• Contact reporter Alex McCarthy at 523-2771 or amccarthy@juneauempire.com. Follow him on Twitter at @akmccarthy.


More in News

This 2020 electron microscope image provided by the National Institute of Allergy and Infectious Diseases - Rocky Mountain Laboratories shows SARS-CoV-2 virus particles which causes COVID-19, isolated from a patient in the U.S., emerging from the surface of cells cultured in a lab. On Monday, Oct. 5, 2020, the top U.S. public health agency said that coronavirus can spread greater distances through the air than 6 feet, particularly in poorly ventilated and enclosed spaces. But agency officials continued to say such spread is uncommon, and current social distancing guidelines still make sense. (NIAID-RML via AP)
COVID at a glance for Monday, Nov. 23

The most recent state and local numbers.

This 2020 electron microscope image provided by the National Institute of Allergy and Infectious Diseases - Rocky Mountain Laboratories shows SARS-CoV-2 virus particles which causes COVID-19, isolated from a patient in the U.S., emerging from the surface of cells cultured in a lab. On Monday, Oct. 5, 2020, the top U.S. public health agency said that coronavirus can spread greater distances through the air than 6 feet, particularly in poorly ventilated and enclosed spaces. But agency officials continued to say such spread is uncommon, and current social distancing guidelines still make sense. (NIAID-RML via AP)
COVID at a glance for Saturday, Nov. 21

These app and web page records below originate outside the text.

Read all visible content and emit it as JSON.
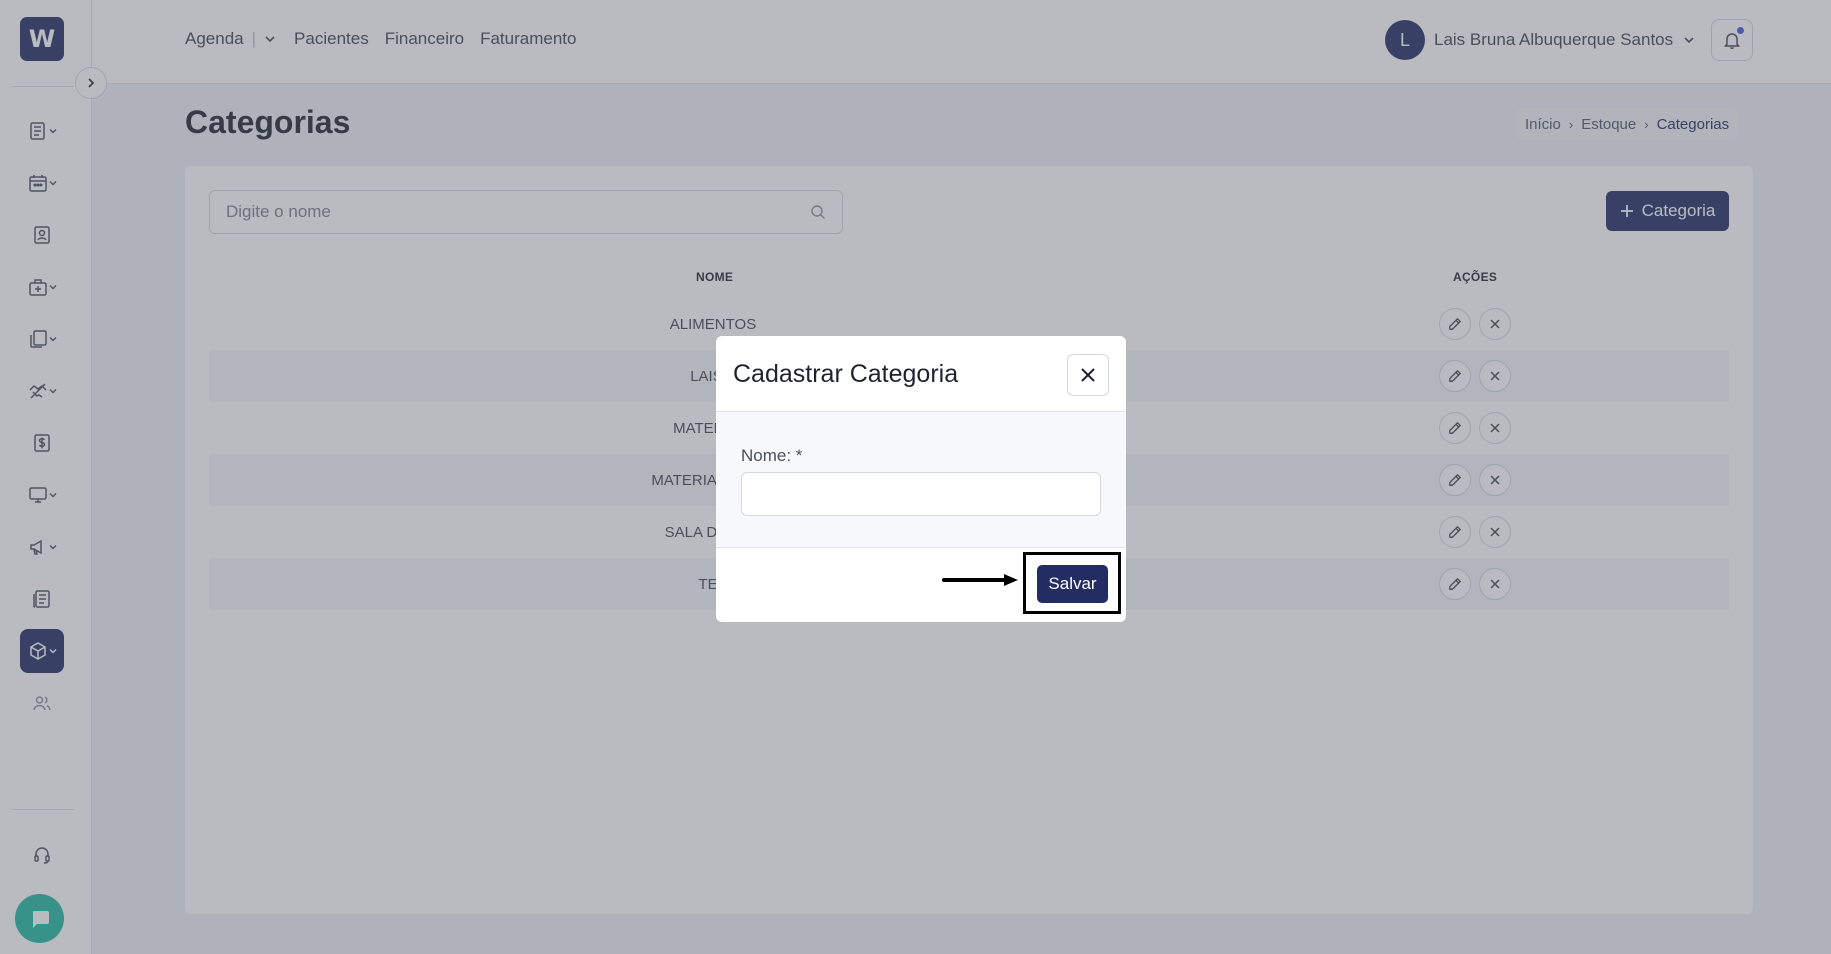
{
  "sidebar": {
    "logo_letter": "W",
    "icons": [
      "clipboard-list-icon",
      "calendar-icon",
      "patient-badge-icon",
      "medical-kit-icon",
      "documents-icon",
      "handshake-icon",
      "dollar-icon",
      "monitor-icon",
      "megaphone-icon",
      "report-icon",
      "package-icon",
      "users-icon",
      "headset-icon"
    ],
    "active": "package-icon"
  },
  "topnav": {
    "items": [
      "Agenda",
      "Pacientes",
      "Financeiro",
      "Faturamento"
    ],
    "divider": "|"
  },
  "user": {
    "initial": "L",
    "name": "Lais Bruna Albuquerque Santos"
  },
  "page": {
    "title": "Categorias"
  },
  "breadcrumb": {
    "items": [
      "Início",
      "Estoque",
      "Categorias"
    ]
  },
  "search": {
    "placeholder": "Digite o nome"
  },
  "add_button": {
    "label": "Categoria"
  },
  "table": {
    "columns": [
      "NOME",
      "AÇÕES"
    ],
    "rows": [
      "ALIMENTOS",
      "LAIS T",
      "MATERIAIS",
      "MATERIAL DE RE",
      "SALA DE EXA",
      "TES"
    ]
  },
  "modal": {
    "title": "Cadastrar Categoria",
    "field_label": "Nome: *",
    "field_value": "",
    "save_label": "Salvar"
  },
  "colors": {
    "primary": "#232c63",
    "chat": "#1fb8a0",
    "notification_dot": "#3f5bd9"
  }
}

The most recent state and local numbers.

This July 2014 photo shows Margerie Glacier, one of many glaciers that make up Alaska’s Glacier Bay National Park. U.S. officials on Friday, Nov. 20, 2020, released details on proposed land conservation purchases for the coming year amid bipartisan objection to restrictions on how the government’s money can be spent. (AP Photo / Kathy Matheson)
Land conservation plan stirs fight over Trump restrictions

It would buy up private property inside the boundaries of Glacier Bay National Park.

This 2020 electron microscope image provided by the National Institute of Allergy and Infectious Diseases - Rocky Mountain Laboratories shows SARS-CoV-2 virus particles which causes COVID-19, isolated from a patient in the U.S., emerging from the surface of cells cultured in a lab. On Monday, Oct. 5, 2020, the top U.S. public health agency said that coronavirus can spread greater distances through the air than 6 feet, particularly in poorly ventilated and enclosed spaces. But agency officials continued to say such spread is uncommon, and current social distancing guidelines still make sense. (NIAID-RML via AP)
COVID at a glance for Friday, Nov. 20

The most recent state and local numbers.

Has it always been a police car? (Michael Penn / Juneau Empire)
Police calls for Sunday, Nov. 22, 2020

This report contains public information from law enforcement and public safety agencies.

Sherry Simpson and a BMW she loved to drive in New Mexico, where she moved after leaving Alaska. (Courtesy Photo / Scott Kiefer)
Alaska Science Forum: Remembering a gift of observation

Consider this, a closing tribute to a modest superstar.

Travelers wait on Oct. 12 in Juneau International Airport to be tested for COVID-19. (Peter Segall / Juneau Empire File)
CDC pleads with Americans to avoid Thanksgiving travel

Similar sentiments have been shared at state level.

This 2020 electron microscope image provided by the National Institute of Allergy and Infectious Diseases - Rocky Mountain Laboratories shows SARS-CoV-2 virus particles which causes COVID-19, isolated from a patient in the U.S., emerging from the surface of cells cultured in a lab. On Monday, Oct. 5, 2020, the top U.S. public health agency said that coronavirus can spread greater distances through the air than 6 feet, particularly in poorly ventilated and enclosed spaces. But agency officials continued to say such spread is uncommon, and current social distancing guidelines still make sense. (NIAID-RML via AP)
COVID at a glance for Thursday, Nov. 19

The most recent state and local numbers.

Yearling brown bear cubs near the Russian River Ferry. (Photo by Matt Conner/Kenai National Wildlife Refuge)
Judge delivers victory for opponents of brown bear trapping in refuge

U.S. District Judge Sharon L. Gleason ruled against proposed changes to the refuge’s public use regulations

Most Read